## Your instructions
Print all of the entries exactly, minus the pictures.

## Data to examine
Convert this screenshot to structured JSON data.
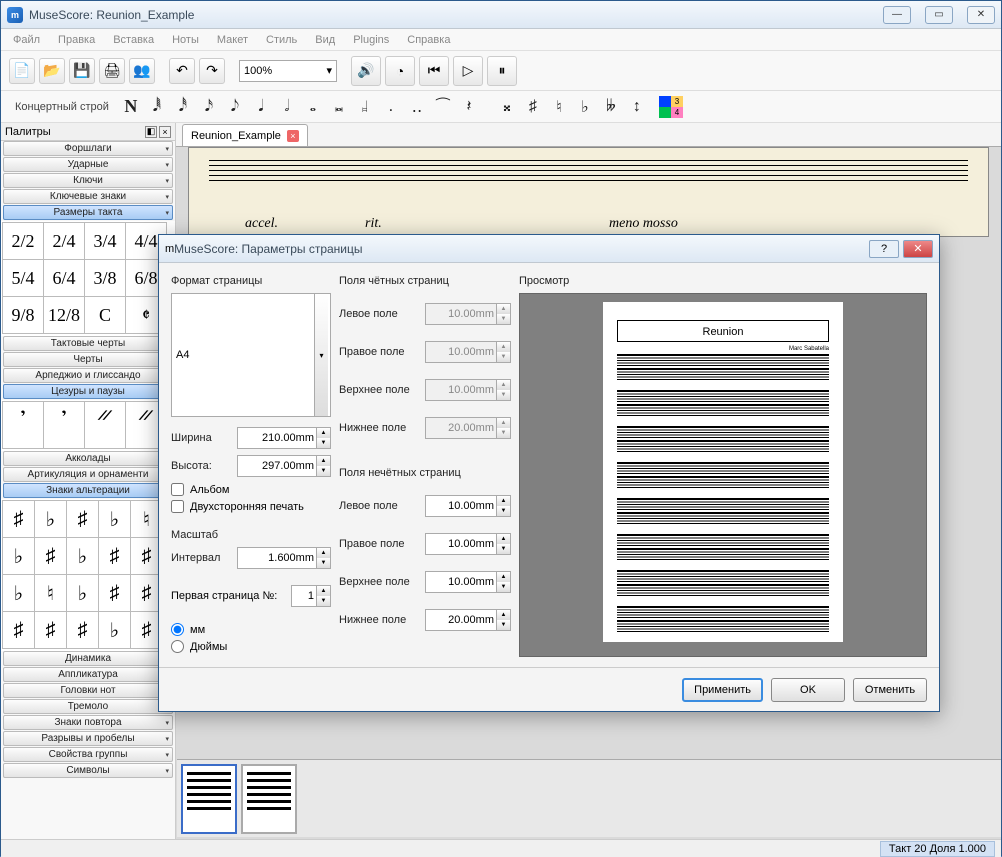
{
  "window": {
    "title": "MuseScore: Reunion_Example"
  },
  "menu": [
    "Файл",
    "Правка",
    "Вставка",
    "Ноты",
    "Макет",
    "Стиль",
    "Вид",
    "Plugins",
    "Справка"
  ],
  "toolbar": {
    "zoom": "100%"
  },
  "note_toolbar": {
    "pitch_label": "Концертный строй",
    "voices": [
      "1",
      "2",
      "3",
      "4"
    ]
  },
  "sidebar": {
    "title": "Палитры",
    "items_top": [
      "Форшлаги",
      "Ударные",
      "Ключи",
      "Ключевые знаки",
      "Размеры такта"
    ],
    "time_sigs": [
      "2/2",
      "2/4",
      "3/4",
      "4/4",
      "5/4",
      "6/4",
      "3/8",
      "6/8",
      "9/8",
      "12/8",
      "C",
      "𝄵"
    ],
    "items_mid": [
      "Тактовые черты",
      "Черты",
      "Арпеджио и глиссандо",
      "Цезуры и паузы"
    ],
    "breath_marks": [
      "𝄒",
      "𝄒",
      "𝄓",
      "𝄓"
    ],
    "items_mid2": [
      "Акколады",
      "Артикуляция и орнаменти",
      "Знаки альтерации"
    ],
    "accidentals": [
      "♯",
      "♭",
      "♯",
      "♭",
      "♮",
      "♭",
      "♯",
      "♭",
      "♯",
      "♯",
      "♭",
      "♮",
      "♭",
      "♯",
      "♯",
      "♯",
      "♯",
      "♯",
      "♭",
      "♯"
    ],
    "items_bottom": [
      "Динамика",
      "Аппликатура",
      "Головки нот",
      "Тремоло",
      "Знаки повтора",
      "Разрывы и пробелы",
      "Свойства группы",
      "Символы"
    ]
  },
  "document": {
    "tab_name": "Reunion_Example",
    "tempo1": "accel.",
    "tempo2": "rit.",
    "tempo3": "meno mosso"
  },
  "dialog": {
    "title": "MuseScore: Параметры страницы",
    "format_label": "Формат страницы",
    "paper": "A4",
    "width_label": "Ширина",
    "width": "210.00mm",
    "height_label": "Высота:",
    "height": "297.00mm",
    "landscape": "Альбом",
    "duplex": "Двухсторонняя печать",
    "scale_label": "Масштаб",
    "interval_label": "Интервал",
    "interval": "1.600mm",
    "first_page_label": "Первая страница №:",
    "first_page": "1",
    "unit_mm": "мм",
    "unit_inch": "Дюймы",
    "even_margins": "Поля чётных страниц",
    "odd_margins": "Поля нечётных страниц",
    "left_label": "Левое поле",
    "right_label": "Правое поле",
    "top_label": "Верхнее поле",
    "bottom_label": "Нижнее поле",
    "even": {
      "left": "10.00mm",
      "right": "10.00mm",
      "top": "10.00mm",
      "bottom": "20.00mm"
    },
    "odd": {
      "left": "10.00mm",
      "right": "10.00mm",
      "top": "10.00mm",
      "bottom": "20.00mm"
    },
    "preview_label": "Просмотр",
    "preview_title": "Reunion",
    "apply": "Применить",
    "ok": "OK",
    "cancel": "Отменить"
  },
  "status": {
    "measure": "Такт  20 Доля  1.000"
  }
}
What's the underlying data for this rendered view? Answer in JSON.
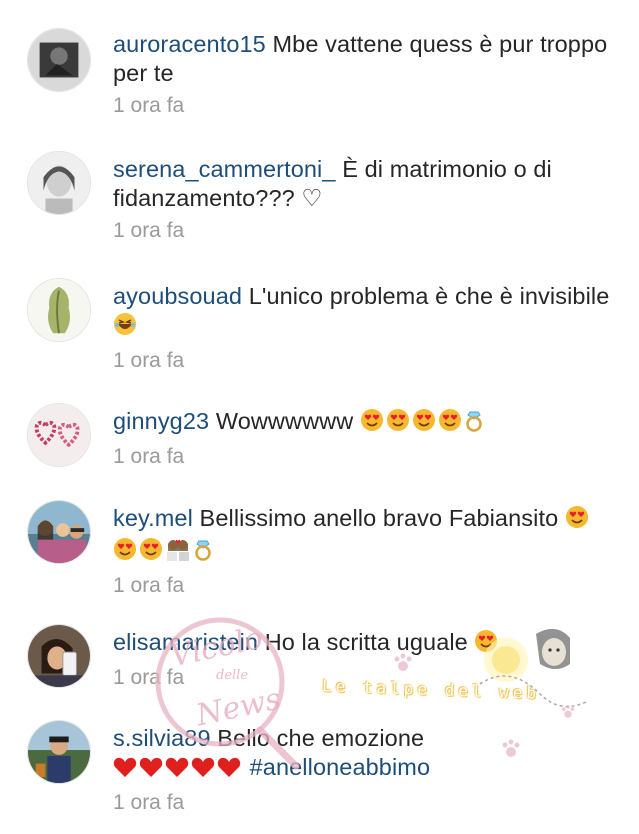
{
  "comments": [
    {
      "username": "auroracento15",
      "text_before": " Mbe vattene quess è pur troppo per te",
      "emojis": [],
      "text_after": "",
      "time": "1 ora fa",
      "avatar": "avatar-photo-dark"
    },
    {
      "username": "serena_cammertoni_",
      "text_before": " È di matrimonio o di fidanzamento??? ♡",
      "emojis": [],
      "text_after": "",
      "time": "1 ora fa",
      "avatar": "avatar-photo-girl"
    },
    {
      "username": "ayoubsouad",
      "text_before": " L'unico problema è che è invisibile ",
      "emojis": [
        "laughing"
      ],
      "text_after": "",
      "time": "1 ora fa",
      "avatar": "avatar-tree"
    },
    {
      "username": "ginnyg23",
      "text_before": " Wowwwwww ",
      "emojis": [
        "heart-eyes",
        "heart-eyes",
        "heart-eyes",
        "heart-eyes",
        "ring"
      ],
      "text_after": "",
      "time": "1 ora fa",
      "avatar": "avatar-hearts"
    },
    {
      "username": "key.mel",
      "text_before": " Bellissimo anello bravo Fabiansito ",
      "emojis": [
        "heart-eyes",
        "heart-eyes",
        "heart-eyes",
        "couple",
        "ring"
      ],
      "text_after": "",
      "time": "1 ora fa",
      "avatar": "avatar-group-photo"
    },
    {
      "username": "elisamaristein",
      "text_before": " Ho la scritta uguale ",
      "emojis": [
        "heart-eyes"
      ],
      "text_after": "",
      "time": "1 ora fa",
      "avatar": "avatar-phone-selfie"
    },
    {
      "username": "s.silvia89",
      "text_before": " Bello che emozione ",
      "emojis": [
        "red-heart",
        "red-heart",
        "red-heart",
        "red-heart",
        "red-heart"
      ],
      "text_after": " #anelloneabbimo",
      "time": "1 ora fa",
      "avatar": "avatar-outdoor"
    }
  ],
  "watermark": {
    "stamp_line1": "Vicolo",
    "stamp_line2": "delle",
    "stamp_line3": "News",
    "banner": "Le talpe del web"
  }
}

## Response area
Convert this screenshot to structured JSON data.
{
  "window": {
    "title": "MuseScore: Reunion_Example"
  },
  "menu": [
    "Файл",
    "Правка",
    "Вставка",
    "Ноты",
    "Макет",
    "Стиль",
    "Вид",
    "Plugins",
    "Справка"
  ],
  "toolbar": {
    "zoom": "100%"
  },
  "note_toolbar": {
    "pitch_label": "Концертный строй",
    "voices": [
      "1",
      "2",
      "3",
      "4"
    ]
  },
  "sidebar": {
    "title": "Палитры",
    "items_top": [
      "Форшлаги",
      "Ударные",
      "Ключи",
      "Ключевые знаки",
      "Размеры такта"
    ],
    "time_sigs": [
      "2/2",
      "2/4",
      "3/4",
      "4/4",
      "5/4",
      "6/4",
      "3/8",
      "6/8",
      "9/8",
      "12/8",
      "C",
      "𝄵"
    ],
    "items_mid": [
      "Тактовые черты",
      "Черты",
      "Арпеджио и глиссандо",
      "Цезуры и паузы"
    ],
    "breath_marks": [
      "𝄒",
      "𝄒",
      "𝄓",
      "𝄓"
    ],
    "items_mid2": [
      "Акколады",
      "Артикуляция и орнаменти",
      "Знаки альтерации"
    ],
    "accidentals": [
      "♯",
      "♭",
      "♯",
      "♭",
      "♮",
      "♭",
      "♯",
      "♭",
      "♯",
      "♯",
      "♭",
      "♮",
      "♭",
      "♯",
      "♯",
      "♯",
      "♯",
      "♯",
      "♭",
      "♯"
    ],
    "items_bottom": [
      "Динамика",
      "Аппликатура",
      "Головки нот",
      "Тремоло",
      "Знаки повтора",
      "Разрывы и пробелы",
      "Свойства группы",
      "Символы"
    ]
  },
  "document": {
    "tab_name": "Reunion_Example",
    "tempo1": "accel.",
    "tempo2": "rit.",
    "tempo3": "meno mosso"
  },
  "dialog": {
    "title": "MuseScore: Параметры страницы",
    "format_label": "Формат страницы",
    "paper": "A4",
    "width_label": "Ширина",
    "width": "210.00mm",
    "height_label": "Высота:",
    "height": "297.00mm",
    "landscape": "Альбом",
    "duplex": "Двухсторонняя печать",
    "scale_label": "Масштаб",
    "interval_label": "Интервал",
    "interval": "1.600mm",
    "first_page_label": "Первая страница №:",
    "first_page": "1",
    "unit_mm": "мм",
    "unit_inch": "Дюймы",
    "even_margins": "Поля чётных страниц",
    "odd_margins": "Поля нечётных страниц",
    "left_label": "Левое поле",
    "right_label": "Правое поле",
    "top_label": "Верхнее поле",
    "bottom_label": "Нижнее поле",
    "even": {
      "left": "10.00mm",
      "right": "10.00mm",
      "top": "10.00mm",
      "bottom": "20.00mm"
    },
    "odd": {
      "left": "10.00mm",
      "right": "10.00mm",
      "top": "10.00mm",
      "bottom": "20.00mm"
    },
    "preview_label": "Просмотр",
    "preview_title": "Reunion",
    "apply": "Применить",
    "ok": "OK",
    "cancel": "Отменить"
  },
  "status": {
    "measure": "Такт  20 Доля  1.000"
  }
}
What's the underlying data for this rendered view? Answer in JSON.
{
  "comments": [
    {
      "username": "auroracento15",
      "text_before": " Mbe vattene quess è pur troppo per te",
      "emojis": [],
      "text_after": "",
      "time": "1 ora fa",
      "avatar": "avatar-photo-dark"
    },
    {
      "username": "serena_cammertoni_",
      "text_before": " È di matrimonio o di fidanzamento??? ♡",
      "emojis": [],
      "text_after": "",
      "time": "1 ora fa",
      "avatar": "avatar-photo-girl"
    },
    {
      "username": "ayoubsouad",
      "text_before": " L'unico problema è che è invisibile ",
      "emojis": [
        "laughing"
      ],
      "text_after": "",
      "time": "1 ora fa",
      "avatar": "avatar-tree"
    },
    {
      "username": "ginnyg23",
      "text_before": " Wowwwwww ",
      "emojis": [
        "heart-eyes",
        "heart-eyes",
        "heart-eyes",
        "heart-eyes",
        "ring"
      ],
      "text_after": "",
      "time": "1 ora fa",
      "avatar": "avatar-hearts"
    },
    {
      "username": "key.mel",
      "text_before": " Bellissimo anello bravo Fabiansito ",
      "emojis": [
        "heart-eyes",
        "heart-eyes",
        "heart-eyes",
        "couple",
        "ring"
      ],
      "text_after": "",
      "time": "1 ora fa",
      "avatar": "avatar-group-photo"
    },
    {
      "username": "elisamaristein",
      "text_before": " Ho la scritta uguale ",
      "emojis": [
        "heart-eyes"
      ],
      "text_after": "",
      "time": "1 ora fa",
      "avatar": "avatar-phone-selfie"
    },
    {
      "username": "s.silvia89",
      "text_before": " Bello che emozione ",
      "emojis": [
        "red-heart",
        "red-heart",
        "red-heart",
        "red-heart",
        "red-heart"
      ],
      "text_after": " #anelloneabbimo",
      "time": "1 ora fa",
      "avatar": "avatar-outdoor"
    }
  ],
  "watermark": {
    "stamp_line1": "Vicolo",
    "stamp_line2": "delle",
    "stamp_line3": "News",
    "banner": "Le talpe del web"
  }
}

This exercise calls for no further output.